Higher retail prices in 2018?

The short answer: yes, but largely incremental. Inevitably, high consumer demand and maxed out production capacity, coupled with increased costs of building materials means a higher price tag. The regional market is also a factor, especially in Texas and Florida, given the major demand for home replacements in the aftermath of last August's hurricanes Harvey and Irma. How much of a price increase you'll encounter depends on the model and build quality. On average, figure on at least a 4%-6%.

Some recommendations on specific buying scenarios

The Grissim Buyer’s Guide to Manufactured Homes & Land contains detailed information and advice on every aspect of selecting and purchasing a home, but here are several suggestions to keep in mind:

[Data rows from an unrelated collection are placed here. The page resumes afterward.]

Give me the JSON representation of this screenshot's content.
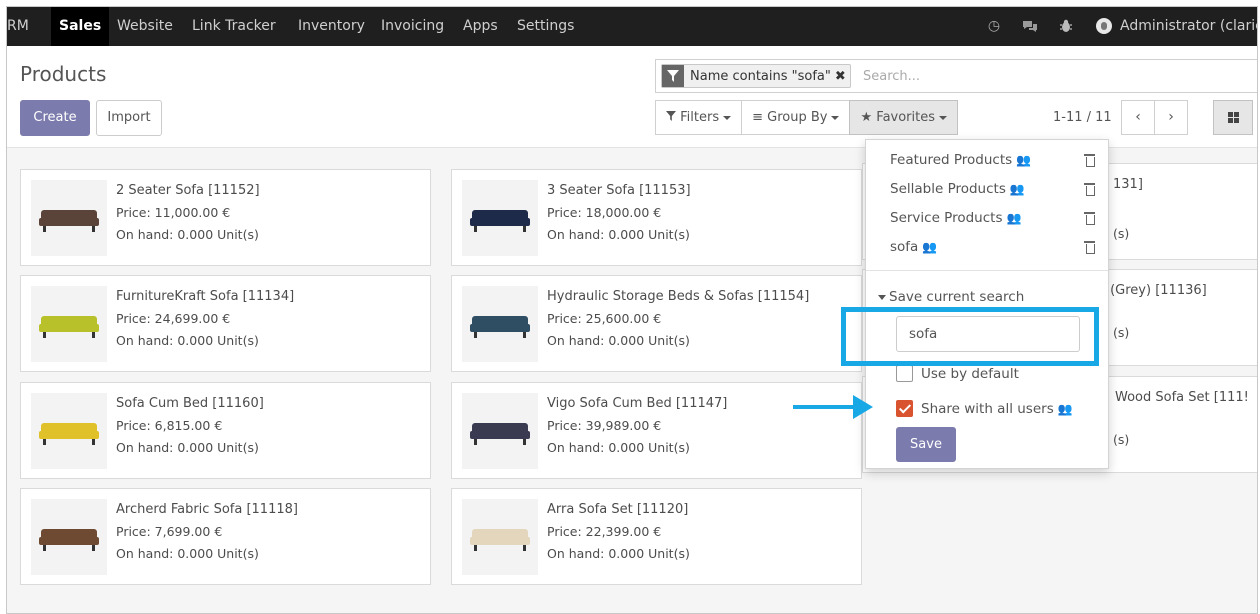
{
  "navbar": {
    "items": [
      "RM",
      "Sales",
      "Website",
      "Link Tracker",
      "Inventory",
      "Invoicing",
      "Apps",
      "Settings"
    ],
    "active": "Sales",
    "user": "Administrator (claric"
  },
  "control_panel": {
    "title": "Products",
    "create_label": "Create",
    "import_label": "Import",
    "search": {
      "facet_label": "Name contains \"sofa\"",
      "facet_remove": "✖",
      "placeholder": "Search..."
    },
    "filters_label": "Filters",
    "group_by_label": "Group By",
    "favorites_label": "Favorites",
    "pager": "1-11 / 11",
    "pager_prev": "‹",
    "pager_next": "›"
  },
  "products": [
    {
      "name": "2 Seater Sofa [11152]",
      "price": "Price: 11,000.00 €",
      "onhand": "On hand: 0.000 Unit(s)",
      "color": "#5a4339"
    },
    {
      "name": "3 Seater Sofa [11153]",
      "price": "Price: 18,000.00 €",
      "onhand": "On hand: 0.000 Unit(s)",
      "color": "#1d2a4a"
    },
    {
      "name": "FurnitureKraft Sofa [11134]",
      "price": "Price: 24,699.00 €",
      "onhand": "On hand: 0.000 Unit(s)",
      "color": "#b9c12a"
    },
    {
      "name": "Hydraulic Storage Beds & Sofas [11154]",
      "price": "Price: 25,600.00 €",
      "onhand": "On hand: 0.000 Unit(s)",
      "color": "#2f4d63"
    },
    {
      "name": "Sofa Cum Bed [11160]",
      "price": "Price: 6,815.00 €",
      "onhand": "On hand: 0.000 Unit(s)",
      "color": "#e0c12a"
    },
    {
      "name": "Vigo Sofa Cum Bed [11147]",
      "price": "Price: 39,989.00 €",
      "onhand": "On hand: 0.000 Unit(s)",
      "color": "#3a3a50"
    },
    {
      "name": "Archerd Fabric Sofa [11118]",
      "price": "Price: 7,699.00 €",
      "onhand": "On hand: 0.000 Unit(s)",
      "color": "#6e4a32"
    },
    {
      "name": "Arra Sofa Set [11120]",
      "price": "Price: 22,399.00 €",
      "onhand": "On hand: 0.000 Unit(s)",
      "color": "#e4d6bc"
    }
  ],
  "partial_cards": [
    {
      "name": "131]",
      "onhand": "(s)"
    },
    {
      "name": "a (Grey) [11136]",
      "onhand": "(s)"
    },
    {
      "name": "Wood Sofa Set [111!",
      "onhand": "(s)"
    }
  ],
  "favorites": {
    "items": [
      "Featured Products",
      "Sellable Products",
      "Service Products",
      "sofa"
    ],
    "save_current_search_label": "Save current search",
    "name_value": "sofa",
    "use_by_default_label": "Use by default",
    "use_by_default_checked": false,
    "share_label": "Share with all users",
    "share_checked": true,
    "save_label": "Save"
  },
  "colors": {
    "navbar": "#1f1f1f",
    "primary": "#7c7bad",
    "annotation": "#19a8e6",
    "checkbox_checked": "#d9542e"
  }
}
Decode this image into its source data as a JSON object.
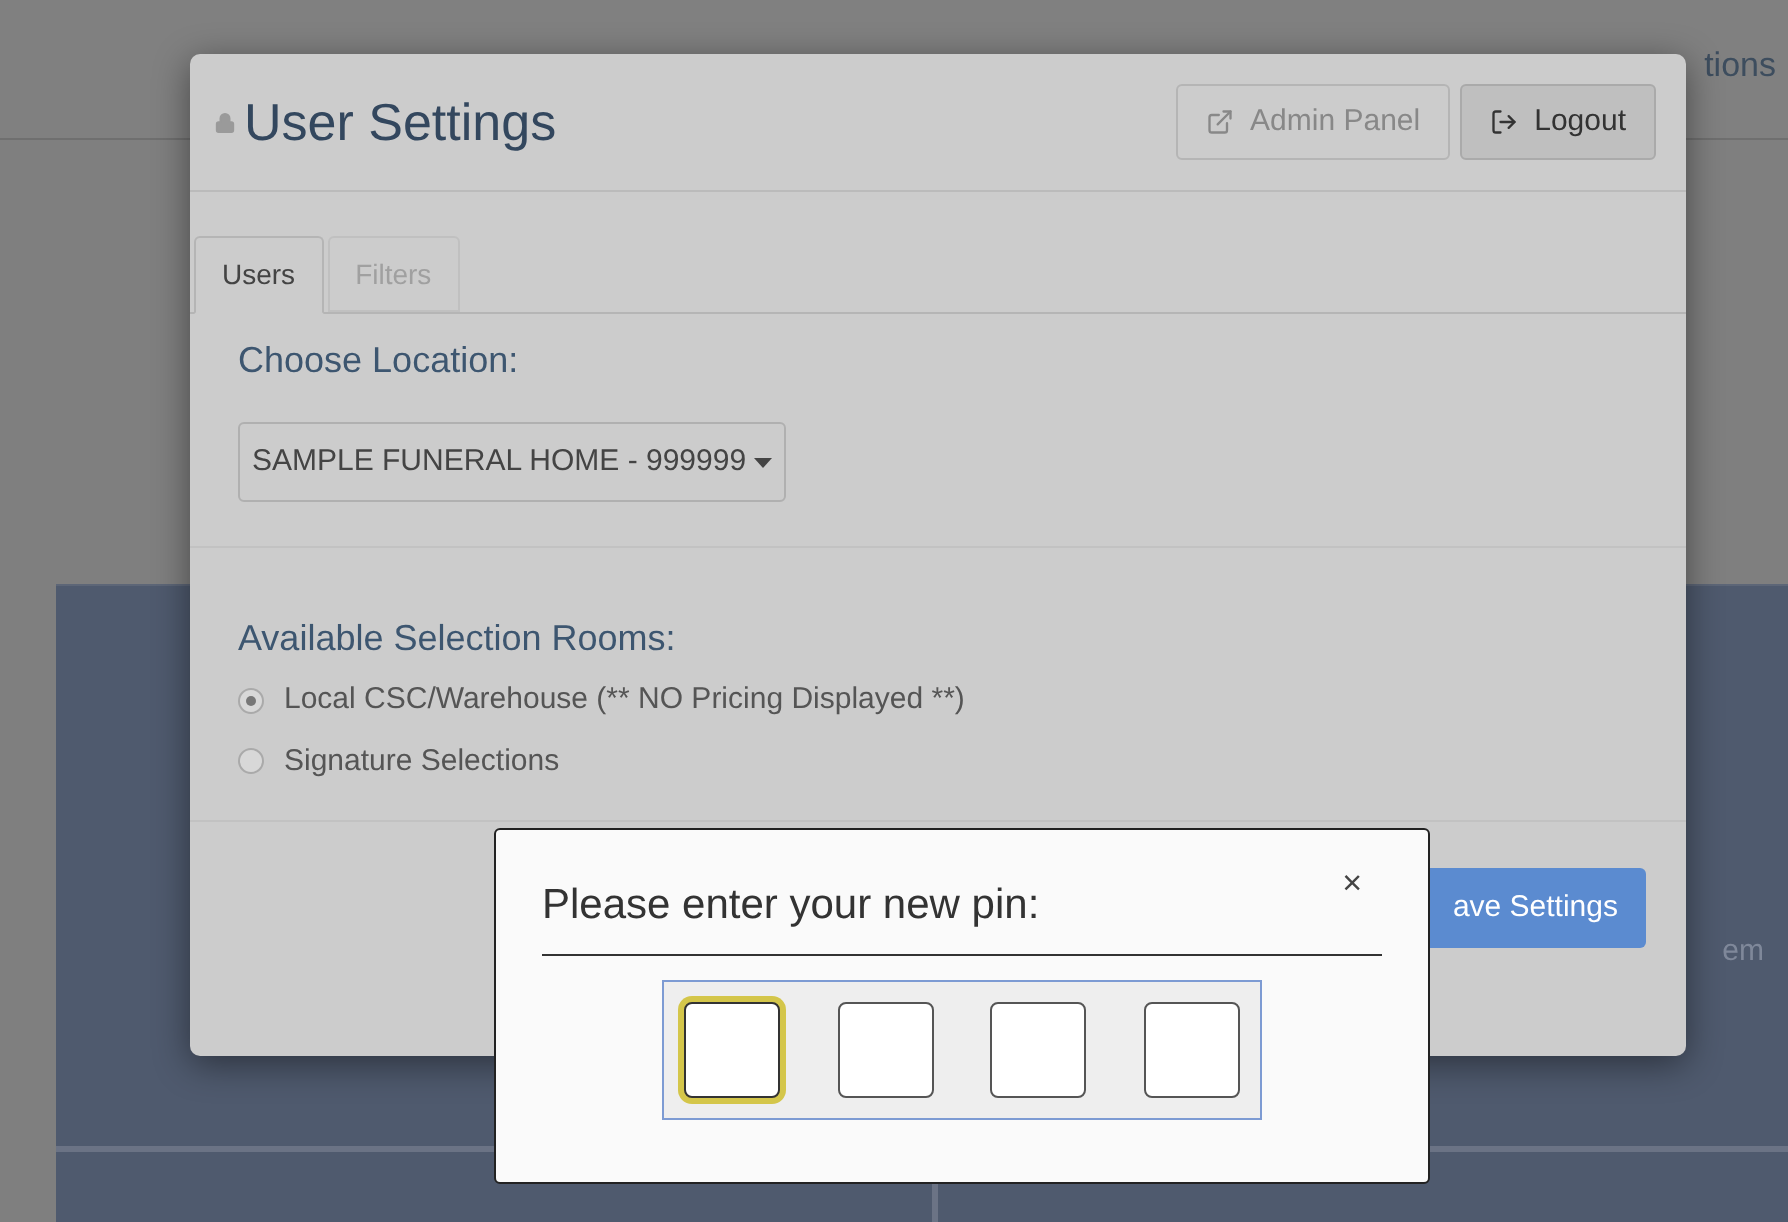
{
  "background": {
    "header_fragment": "tions",
    "side_fragment": "em"
  },
  "modal": {
    "title": "User Settings",
    "buttons": [
      {
        "label": "Admin Panel",
        "kind": "external"
      },
      {
        "label": "Logout",
        "kind": "logout"
      }
    ],
    "tabs": [
      {
        "label": "Users",
        "selected": true
      },
      {
        "label": "Filters",
        "selected": false
      }
    ],
    "location_label": "Choose Location:",
    "location_select": "SAMPLE FUNERAL HOME - 999999",
    "rooms_label": "Available Selection Rooms:",
    "rooms": [
      {
        "label": "Local CSC/Warehouse (** NO Pricing Displayed **)",
        "selected": true
      },
      {
        "label": "Signature Selections",
        "selected": false
      }
    ],
    "save_button": "ave Settings"
  },
  "pin_dialog": {
    "title": "Please enter your new pin:",
    "close": "×",
    "digits": [
      {
        "focused": true
      },
      {
        "focused": false
      },
      {
        "focused": false
      },
      {
        "focused": false
      }
    ]
  }
}
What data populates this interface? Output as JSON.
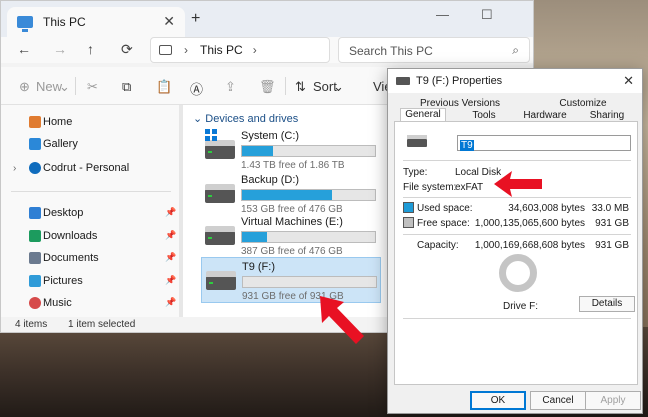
{
  "explorer": {
    "tab_title": "This PC",
    "tab_close": "✕",
    "new_tab": "+",
    "window_controls": {
      "minimize": "—",
      "maximize": "☐",
      "close": "✕"
    },
    "nav": {
      "back": "←",
      "forward": "→",
      "up": "↑",
      "refresh": "⟳"
    },
    "address": {
      "segment": "This PC",
      "chevron": "›",
      "trail_chevron": "›"
    },
    "search": {
      "placeholder": "Search This PC",
      "icon": "⌕"
    },
    "toolbar": {
      "new_label": "New",
      "new_icon": "⊕",
      "cut_icon": "✂",
      "copy_icon": "⧉",
      "paste_icon": "📋",
      "rename_icon": "Ⓐ",
      "share_icon": "⇪",
      "delete_icon": "🗑",
      "sort_label": "Sort",
      "sort_icon": "⇅",
      "view_label": "Vie",
      "dropdown": "⌄"
    },
    "sidebar": {
      "items": [
        {
          "label": "Home",
          "icon": "home-icon",
          "color": "#e07b30"
        },
        {
          "label": "Gallery",
          "icon": "gallery-icon",
          "color": "#2b88d8"
        },
        {
          "label": "Codrut - Personal",
          "icon": "cloud-icon",
          "color": "#0f6cbd",
          "chevron": "›"
        },
        {
          "label": "Desktop",
          "icon": "desktop-icon",
          "color": "#2f7fd4",
          "pin": "📌"
        },
        {
          "label": "Downloads",
          "icon": "downloads-icon",
          "color": "#1c9b5e",
          "pin": "📌"
        },
        {
          "label": "Documents",
          "icon": "documents-icon",
          "color": "#6b7a8f",
          "pin": "📌"
        },
        {
          "label": "Pictures",
          "icon": "pictures-icon",
          "color": "#2f9bd8",
          "pin": "📌"
        },
        {
          "label": "Music",
          "icon": "music-icon",
          "color": "#d64a4a",
          "pin": "📌"
        }
      ]
    },
    "group_header": "Devices and drives",
    "group_chevron": "⌄",
    "drives": [
      {
        "name": "System (C:)",
        "free": "1.43 TB free of 1.86 TB",
        "used_fraction": 0.23
      },
      {
        "name": "Backup (D:)",
        "free": "153 GB free of 476 GB",
        "used_fraction": 0.68
      },
      {
        "name": "Virtual Machines (E:)",
        "free": "387 GB free of 476 GB",
        "used_fraction": 0.19
      },
      {
        "name": "T9 (F:)",
        "free": "931 GB free of 931 GB",
        "used_fraction": 0.0
      }
    ],
    "status": {
      "items": "4 items",
      "selected": "1 item selected"
    }
  },
  "properties": {
    "title": "T9 (F:) Properties",
    "close": "✕",
    "tabs_row1": [
      "Previous Versions",
      "Customize"
    ],
    "tabs_row2": [
      "General",
      "Tools",
      "Hardware",
      "Sharing"
    ],
    "name_value": "T9",
    "type_label": "Type:",
    "type_value": "Local Disk",
    "fs_label": "File system:",
    "fs_value": "exFAT",
    "used_label": "Used space:",
    "used_bytes": "34,603,008 bytes",
    "used_size": "33.0 MB",
    "free_label": "Free space:",
    "free_bytes": "1,000,135,065,600 bytes",
    "free_size": "931 GB",
    "capacity_label": "Capacity:",
    "capacity_bytes": "1,000,169,668,608 bytes",
    "capacity_size": "931 GB",
    "drive_label": "Drive F:",
    "details_label": "Details",
    "ok_label": "OK",
    "cancel_label": "Cancel",
    "apply_label": "Apply",
    "used_color": "#1e9bd7",
    "free_color": "#c0c0c0"
  },
  "annotation_color": "#e81123"
}
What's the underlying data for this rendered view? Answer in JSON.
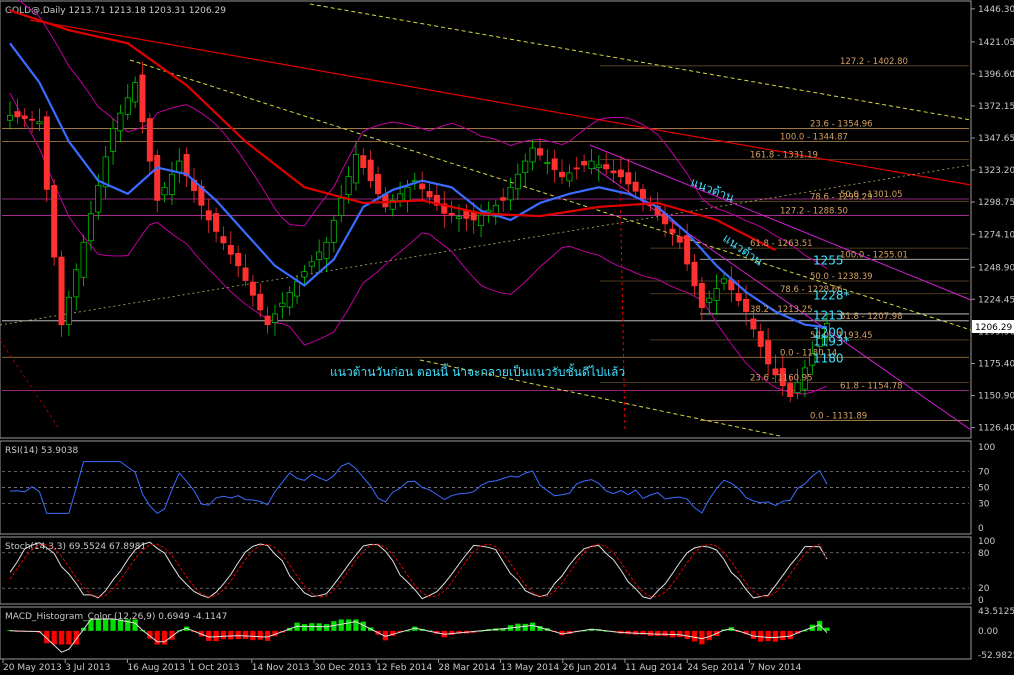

First, I should state here a core opinion I hold about manufactured housing: while a manufactured home (or MH in this article) can be an excellent high-quality dwelling comparable to a site-built residence (and at a lower price), at least 60% of all manufactured homes built are cheaply constructed, plain looking (i.e. looks like a mobile home), show significant deterioration after five years, and if not legally tied to the land as improved real estate, will not appreciate in value and will be very difficult to sell because banks are loathe to write loans on these types of “used mobile homes.”

Having said this, I would add that I am no elitist. I will never disparage low-end manufactured homes per se, because they answer a huge need. One of the great things about manufactured housing is that it can provide basic shelter for those who otherwise would have no home at all. If properly sited and well-cared for, even the most humble single-section home can be decent affordable housing.

As for where I got the 60% number, it derives from an unscientific calculation involving my estimate of the number of homes built annually with a Grissim Ratings Guide construction rating of less than 5 (on a scale of 1-to-10, ten being the highest quality), together with my more than 15 years of researching and evaluating manufactured homes, and regularly talking to industry insiders I trust whose perspective I respect. Who knows, the percentage may be closer to 65%.

Thus, these recommendation:

1. If at all possible, restrict your home search to the remaining 40% of manufactured homes that are well-built and feature-rich.

2. Shoot for a Grissim construction rating of at least 7. Bear in mind you can start with a home model that has a 5 or a 6 rating and add options as necessary (e.g., thicker exterior walls, steeper roof pitch, higher rated insulation, double-pane windows, residential sheet rock walls, higher quality carpets, superior brand name appliances, wood cabinetry and Energy Star packages) to upgrade the construction rating to an 8 or a 9. Both my guides contain a table that breaks down construction features that can help you with your choices.

3. If the manufacturer of the home model you desire can build it to the modular code, not the HUD code (and a great many do), and you can afford the 15%-20% extra that doing so will cost, have your home built to the modular code. Here's why:

Modular code homes are built to local site-built building codes and are considered by mortgage lenders as identical to site-built homes. You'll have an easier time getting financing, and very likely at a lower interest rate, the savings from which will go a long way to paying for your higher purchase cost.

When the time comes to sell, your home will not be regarded as "a used mobile home," with the negative perception that comes with it (including a low resale price). Rather, your home will be regarded as "an existing residential home," just another real estate listing. You'll get a higher price and the buyer will have an easier time getting financing. Note: for more on what a modular home is, go to

And there you have it. If you wonder why I am so enthusiastic about manufactured housing, and why I firmly believe it is the best-kept secret in American housing, it’s because I and my wife are very satisfied manufactured home buyers who saved a bundle on our new home and have enjoyed watching our home appreciate right along with all the site-built dwellings around us.

Wishing you the best of luck with your home search.

—John Grissim